Breast Lift

A breast lift or mastopexy may be an option when breast augmentation cannot be performed due to excessive looseness of the skin. This is particularly common following pregnancy with breast-feeding and following weight loss. Implants alone can improve loose skin if the nipple is at or above the underlying breast fold. If the nipple sags or hangs below the breast fold, placing an implant usually will not adequately raise the nipple, creating an unfavorable outcome with the breast still hanging off the implant. In these cases the skin must be tightened and the breast reshaped to allow augmentation. There are three common forms of breast lift. In borderline cases, the nipple can be shifted upwards just enough to allow augmentation using a “crescent lift”, which just removes a little wedge of skin and allows repositioning of the nipple and areola only. Often this is performed on one side only, when there is an asymmetry between the two breasts. An intermediate form of lift is called a periareolar or “donut” lift. In this case the skin is more widely tightened up around the entire nipple areola, limiting the mastopexy scar to the border of the areola. Newer techniques allow internal tightening of the breast tissue too, which has expanded the application of this lift and allowed us to limit scarring with more mastopexy procedures.
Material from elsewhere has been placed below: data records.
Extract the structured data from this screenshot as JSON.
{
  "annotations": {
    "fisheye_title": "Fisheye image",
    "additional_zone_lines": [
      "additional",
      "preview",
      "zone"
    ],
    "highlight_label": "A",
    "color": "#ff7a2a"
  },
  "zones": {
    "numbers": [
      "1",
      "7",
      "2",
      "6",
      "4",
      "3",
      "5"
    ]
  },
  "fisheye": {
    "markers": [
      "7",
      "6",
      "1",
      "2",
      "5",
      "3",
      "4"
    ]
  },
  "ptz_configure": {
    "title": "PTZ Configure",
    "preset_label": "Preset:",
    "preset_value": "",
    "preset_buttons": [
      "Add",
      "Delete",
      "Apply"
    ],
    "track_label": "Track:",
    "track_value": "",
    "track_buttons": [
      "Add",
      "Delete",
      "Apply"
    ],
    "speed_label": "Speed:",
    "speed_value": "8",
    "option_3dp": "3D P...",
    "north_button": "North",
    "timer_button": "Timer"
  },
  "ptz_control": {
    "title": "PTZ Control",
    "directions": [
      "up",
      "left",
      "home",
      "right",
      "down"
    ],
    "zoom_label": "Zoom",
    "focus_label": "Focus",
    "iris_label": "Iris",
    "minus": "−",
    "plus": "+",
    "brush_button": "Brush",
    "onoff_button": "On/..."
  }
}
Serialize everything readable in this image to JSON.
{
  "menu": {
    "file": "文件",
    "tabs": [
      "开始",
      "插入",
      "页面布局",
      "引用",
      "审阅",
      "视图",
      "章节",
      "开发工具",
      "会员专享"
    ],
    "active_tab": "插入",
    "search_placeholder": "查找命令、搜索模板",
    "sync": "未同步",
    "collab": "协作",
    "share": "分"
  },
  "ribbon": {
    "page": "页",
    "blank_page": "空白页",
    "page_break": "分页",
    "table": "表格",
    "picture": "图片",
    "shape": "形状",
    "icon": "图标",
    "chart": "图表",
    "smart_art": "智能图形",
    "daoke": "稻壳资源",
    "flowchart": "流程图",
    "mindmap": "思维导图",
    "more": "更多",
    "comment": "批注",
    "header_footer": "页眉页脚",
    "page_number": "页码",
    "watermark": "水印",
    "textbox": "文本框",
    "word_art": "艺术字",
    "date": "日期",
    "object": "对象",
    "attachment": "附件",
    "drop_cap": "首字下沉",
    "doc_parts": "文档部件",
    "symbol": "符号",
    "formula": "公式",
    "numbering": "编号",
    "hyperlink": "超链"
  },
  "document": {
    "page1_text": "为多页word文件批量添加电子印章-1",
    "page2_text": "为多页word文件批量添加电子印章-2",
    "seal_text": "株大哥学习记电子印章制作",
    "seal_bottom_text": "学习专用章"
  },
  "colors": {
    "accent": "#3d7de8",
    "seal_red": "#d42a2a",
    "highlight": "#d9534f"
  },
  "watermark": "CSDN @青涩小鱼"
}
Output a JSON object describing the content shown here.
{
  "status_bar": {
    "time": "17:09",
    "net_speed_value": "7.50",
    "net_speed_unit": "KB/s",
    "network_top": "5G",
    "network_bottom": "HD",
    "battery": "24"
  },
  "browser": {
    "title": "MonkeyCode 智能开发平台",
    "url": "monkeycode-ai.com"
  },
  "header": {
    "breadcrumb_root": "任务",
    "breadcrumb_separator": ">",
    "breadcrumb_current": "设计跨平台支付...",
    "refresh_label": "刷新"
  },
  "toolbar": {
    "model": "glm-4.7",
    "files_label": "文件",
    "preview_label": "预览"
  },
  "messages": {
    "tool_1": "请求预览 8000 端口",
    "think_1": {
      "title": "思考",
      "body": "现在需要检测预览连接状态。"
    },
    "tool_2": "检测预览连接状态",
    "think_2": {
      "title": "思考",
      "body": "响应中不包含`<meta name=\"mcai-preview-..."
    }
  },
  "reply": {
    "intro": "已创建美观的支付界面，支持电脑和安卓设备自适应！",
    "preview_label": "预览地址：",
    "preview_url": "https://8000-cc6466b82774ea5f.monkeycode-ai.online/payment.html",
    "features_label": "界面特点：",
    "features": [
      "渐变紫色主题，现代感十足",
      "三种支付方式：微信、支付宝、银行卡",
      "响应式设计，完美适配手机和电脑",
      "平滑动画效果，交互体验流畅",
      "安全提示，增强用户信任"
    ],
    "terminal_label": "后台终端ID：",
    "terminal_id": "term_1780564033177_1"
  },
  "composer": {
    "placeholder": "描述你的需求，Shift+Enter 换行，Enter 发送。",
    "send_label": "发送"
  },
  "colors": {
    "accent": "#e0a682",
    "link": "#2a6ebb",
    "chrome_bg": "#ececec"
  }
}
In the case of an extremely droopy breast with most of the gland hanging below the breast fold, a full breast lift is required. The nipple is repositioned to its new ideal location and the skin is tightened up around the entire breast mound, eliminating all or most of the skin which was hanging below the breast fold. In this case it is necessary to place an incision on the lower pole of the breast which resembles an upside down “T”. These incisions are identical to a breast reduction, however, with a reduction, a significant amount of breast tissue is removed in addition to the skin. These procedures almost never require removal of the nipple, just repositioning, and in most cases sensation and function remain intact.